-------- Records supplied
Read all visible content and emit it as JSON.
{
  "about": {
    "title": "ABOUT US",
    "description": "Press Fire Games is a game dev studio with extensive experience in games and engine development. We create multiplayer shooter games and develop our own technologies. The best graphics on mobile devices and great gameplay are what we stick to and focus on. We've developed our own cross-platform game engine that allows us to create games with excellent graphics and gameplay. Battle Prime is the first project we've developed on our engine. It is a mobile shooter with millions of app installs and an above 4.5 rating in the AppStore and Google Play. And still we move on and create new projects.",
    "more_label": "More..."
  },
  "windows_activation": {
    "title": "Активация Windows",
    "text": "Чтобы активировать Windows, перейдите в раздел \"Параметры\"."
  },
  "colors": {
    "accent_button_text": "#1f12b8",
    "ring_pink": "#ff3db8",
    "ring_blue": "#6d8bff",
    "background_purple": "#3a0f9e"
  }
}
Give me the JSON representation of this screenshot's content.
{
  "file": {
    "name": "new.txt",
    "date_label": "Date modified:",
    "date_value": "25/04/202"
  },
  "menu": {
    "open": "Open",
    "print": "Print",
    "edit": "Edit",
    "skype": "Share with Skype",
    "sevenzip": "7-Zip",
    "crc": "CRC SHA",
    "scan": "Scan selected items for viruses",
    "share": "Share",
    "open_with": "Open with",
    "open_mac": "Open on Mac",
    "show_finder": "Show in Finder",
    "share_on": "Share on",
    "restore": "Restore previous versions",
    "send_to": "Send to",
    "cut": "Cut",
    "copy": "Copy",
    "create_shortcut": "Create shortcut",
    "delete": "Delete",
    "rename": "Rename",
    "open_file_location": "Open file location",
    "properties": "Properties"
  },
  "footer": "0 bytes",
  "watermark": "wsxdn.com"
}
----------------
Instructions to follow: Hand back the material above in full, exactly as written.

Written answer:
Read all visible content and emit it as JSON.
{
  "about": {
    "title": "ABOUT US",
    "description": "Press Fire Games is a game dev studio with extensive experience in games and engine development. We create multiplayer shooter games and develop our own technologies. The best graphics on mobile devices and great gameplay are what we stick to and focus on. We've developed our own cross-platform game engine that allows us to create games with excellent graphics and gameplay. Battle Prime is the first project we've developed on our engine. It is a mobile shooter with millions of app installs and an above 4.5 rating in the AppStore and Google Play. And still we move on and create new projects.",
    "more_label": "More..."
  },
  "windows_activation": {
    "title": "Активация Windows",
    "text": "Чтобы активировать Windows, перейдите в раздел \"Параметры\"."
  },
  "colors": {
    "accent_button_text": "#1f12b8",
    "ring_pink": "#ff3db8",
    "ring_blue": "#6d8bff",
    "background_purple": "#3a0f9e"
  }
}
Give me the JSON representation of this screenshot's content.
{
  "file": {
    "name": "new.txt",
    "date_label": "Date modified:",
    "date_value": "25/04/202"
  },
  "menu": {
    "open": "Open",
    "print": "Print",
    "edit": "Edit",
    "skype": "Share with Skype",
    "sevenzip": "7-Zip",
    "crc": "CRC SHA",
    "scan": "Scan selected items for viruses",
    "share": "Share",
    "open_with": "Open with",
    "open_mac": "Open on Mac",
    "show_finder": "Show in Finder",
    "share_on": "Share on",
    "restore": "Restore previous versions",
    "send_to": "Send to",
    "cut": "Cut",
    "copy": "Copy",
    "create_shortcut": "Create shortcut",
    "delete": "Delete",
    "rename": "Rename",
    "open_file_location": "Open file location",
    "properties": "Properties"
  },
  "footer": "0 bytes",
  "watermark": "wsxdn.com"
}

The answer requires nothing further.